Tualatin, OR - According to the Institute of Medicine’s (IOM) report "The Future of Nursing: Leading Change, Advancing Health,” the United States has the historic opportunity to transform our health care system and nurses will play a vital role in that transformation.
With more than 3 million members, the nursing profession is the largest segment of our nation’s health care workforce and nurses are on the front lines of patient care. The report, released on October 5 2010, is the result of a two year initiative between the IOM and the Robert Wood Johnson Foundation in response to the need to both assess and transform the nursing profession in light of major policy changes in health care delivery.
The report included four key messages: First, that nurses must be able to practice to the full extent of their education and training. Second, nurse education and training needs to be improved to provide nursing professionals with access to advanced education in a seamless academic program. Third, nurses must be full partners, with physicians and other health care professionals, in redesigning health care in the United States. Finally, planning for future workforce needs in nursing will require better and more efficient data collection and infrastructure.
Health care organizations and associations across the country immediately applauded the report for recognizing what the nursing profession has always known: nurses are, and must continue to be, at the heart of health care reform. However, one important national health care organization was absent from the nearly unanimous praise.
The American Medical Association (AMA), the national association of physicians, medical students and residents, responded to the report with what has been its historic and usual practice; dismissing the role and contribution of nurses and other health care professionals in our health care system. The AMA stated that "nurses are critical to the health care team, but there is no substitute for education and training.”

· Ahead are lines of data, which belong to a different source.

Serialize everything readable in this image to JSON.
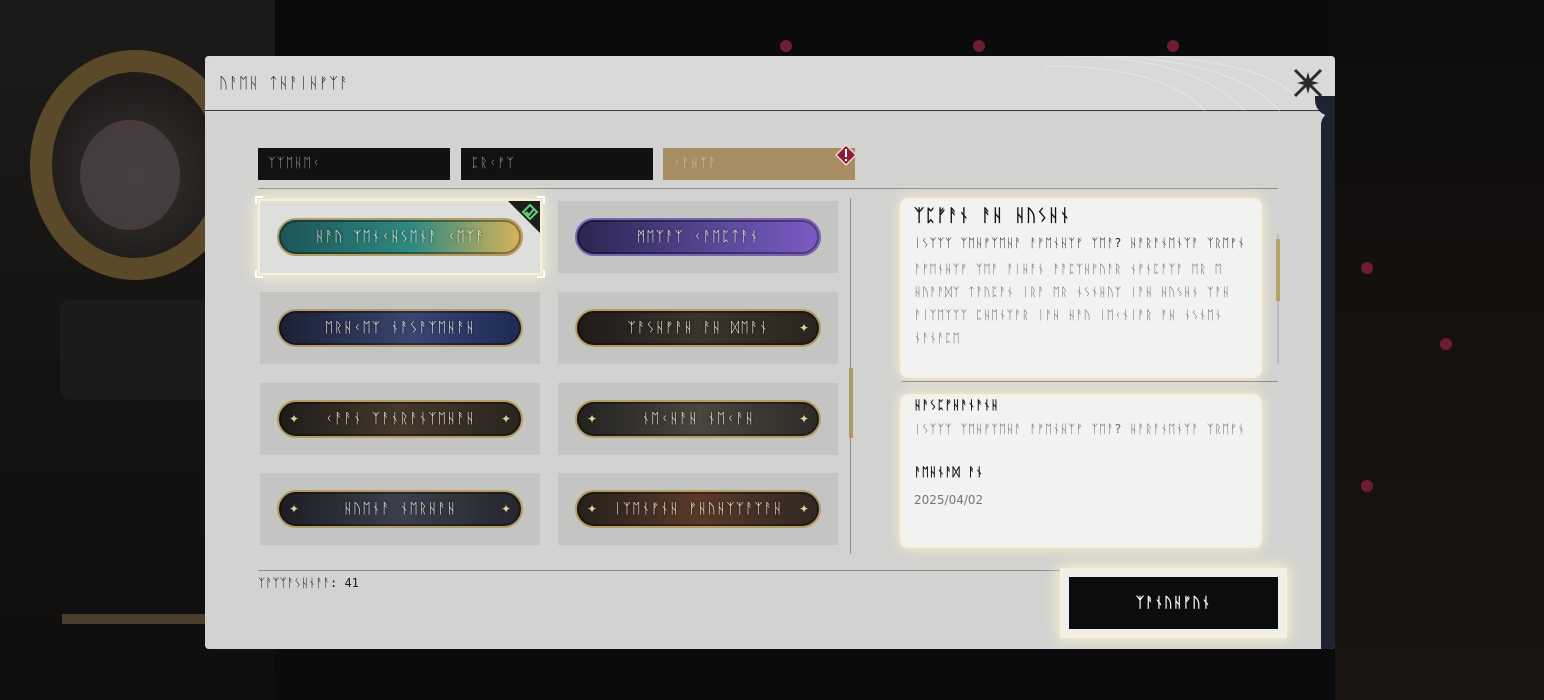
{
  "dialog": {
    "title": "ᚢᚨᛖᚺ ᛏᚺᚨᛁᚺᚠᛉᚨ",
    "close_icon": "close-x-icon"
  },
  "tabs": [
    {
      "label": "ᛉᛉᛖᚺᛖᚲ",
      "active": false
    },
    {
      "label": "ᛈᚱᚲᚠᛉ",
      "active": false
    },
    {
      "label": "ᚲᚨᚺᛉᚨ",
      "active": true,
      "badge": "alert-diamond-icon"
    }
  ],
  "nameplates": [
    {
      "label": "ᚺᚨᚢ ᛉᛖᚾᚲᚺᛊᛖᚾᚨ ᚲᛖᛉᚨ",
      "selected": true,
      "colors": [
        "#1c5457",
        "#2f8a82",
        "#d9b35a"
      ]
    },
    {
      "label": "ᛗᛖᛉᚨᛉ ᚲᚨᛖᛈᛏᚨᚾ",
      "selected": false,
      "colors": [
        "#2a2550",
        "#5b4a9a",
        "#7c5bc2"
      ]
    },
    {
      "label": "ᛖᚱᚺᚲᛖᛉ ᚾᚨᛊᚨᛉᛖᚺᚨᚺ",
      "selected": false,
      "colors": [
        "#1a1f33",
        "#3a4670",
        "#1c2a55"
      ]
    },
    {
      "label": "ᛉᚨᛊᚺᚠᚨᚺ ᚨᚺ ᛞᛖᚨᚾ",
      "selected": false,
      "colors": [
        "#1d1a18",
        "#3b342d",
        "#2a2420"
      ]
    },
    {
      "label": "ᚲᚨᚨᚾ ᛉᚨᚾᚱᚨᚾᛉᛖᚺᚨᚺ",
      "selected": false,
      "colors": [
        "#1e1b18",
        "#45392c",
        "#2a241f"
      ]
    },
    {
      "label": "ᚾᛖᚲᚺᚨᚺ ᚾᛖᚲᚨᚺ",
      "selected": false,
      "colors": [
        "#22211f",
        "#4a463f",
        "#2d2a26"
      ]
    },
    {
      "label": "ᚺᚢᛖᚾᚨ ᚾᛖᚱᚺᚨᚺ",
      "selected": false,
      "colors": [
        "#1c1d22",
        "#3c3f4d",
        "#25262d"
      ]
    },
    {
      "label": "ᛁᛉᛖᚾᚠᚾᚺ ᚠᚺᚢᚺᛉᛉᚨᛉᚨᚺ",
      "selected": false,
      "colors": [
        "#24201c",
        "#5a3a2a",
        "#2e2723"
      ]
    }
  ],
  "detail": {
    "name": "ᛉᛈᚠᚨᚾ ᚨᚺ ᚺᚢᛊᚺᚾ",
    "subtitle": "ᛁᛊᛉᛉᛉ ᛉᛖᚺᚠᛉᛖᚺᚨ ᚨᚠᛖᚾᚺᛉᚠ ᛉᛖᚨ? ᚺᚨᚱᚨᚾᛖᚾᛉᚨ ᛉᚱᛖᚠᚾ",
    "description": "ᚨᚠᛖᚾᚺᛉᚠ ᛉᛖᚨ ᚨᛁᚺᚨᚾ ᚨᚨᛈᛉᚺᚠᚢᚨᚱ ᚾᚠᚾᛈᚨᛉᚨ ᛖᚱ ᛖ ᚺᚢᚨᚨᛞᛉ ᛏᚨᚢᛈᚨᚾ ᛁᚱᚨ ᛖᚱ ᚾᛊᚾᚺᚢᛉ ᛁᚨᚺ ᚺᚢᛊᚺᚾ ᛉᚨᚺ ᚨᛁᛉᛖᛉᛉᛉ ᛈᚺᛖᚾᛉᚨᚱ ᛁᚨᚺ ᚺᚨᚢ ᛁᛖᚲᚾᛁᚨᚱ ᚨᚺ ᚾᛊᚾᛖᚾ ᚾᚨᚾᚨᛈᛖ"
  },
  "acquire": {
    "heading": "ᚺᚨᛊᛈᚠᚺᚨᚾᚨᚾᚺ",
    "text": "ᛁᛊᛉᛉᛉ ᛉᛖᚺᚠᛉᛖᚺᚨ ᚨᚠᛖᚾᚺᛉᚠ ᛉᛖᚨ? ᚺᚨᚱᚨᚾᛖᚾᛉᚨ ᛉᚱᛖᚠᚾ",
    "date_label": "ᚨᛖᚺᚾᚨᛞ ᚨᚾ",
    "date": "2025/04/02"
  },
  "footer": {
    "owned_label": "ᛉᚨᛉᛉᚨᛊᚺᚾᚨᚨ: 41",
    "equip_label": "ᛉᚨᚾᚢᚺᚠᚢᚾ"
  },
  "colors": {
    "accent_gold": "#a88c62",
    "highlight": "#fff6cd",
    "dialog_bg": "#d2d2d0",
    "dark": "#0c0c0c"
  }
}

The IOM report correctly identified the important role that nurses have played and will need to play to insure that there are sufficient professionals to provide care to our population in primary care, acute care and community based settings. Yet the AMA asserts that the role of the nurse is to simply assist the physician and substitute for physicians where there are physician shortages. This is a short sighted and impractical response, and is not reflective of the reality of the role nursing professionals currently play in our health care system.
What we know is that nurses are providing access to high quality health care throughout the country, and that advanced practice nurses, including Nurse Practitioners and Clinical Nurse Specialists, will be central to the success of the primary care home model. Additionally, registered nurses will expand their role to coordinate and manage care, engage in prevention and health promotion services and play an even greater role in creation of health policy and health system change. Nurses are not now, nor will they ever be, the second tier of health are delivery.
It is unfortunate that our physician colleagues perceive the report as encroaching on their claimed turf rather than as a powerful call to action for a profession that has been their partner for over a century. The practices of nursing and medicine have much in common and the outcomes of nursing care (which are well documented) provide overwhelming evidence that our strongest and best health care delivery system will include a central role for Registered Nurses, on the front lines, where we have always been.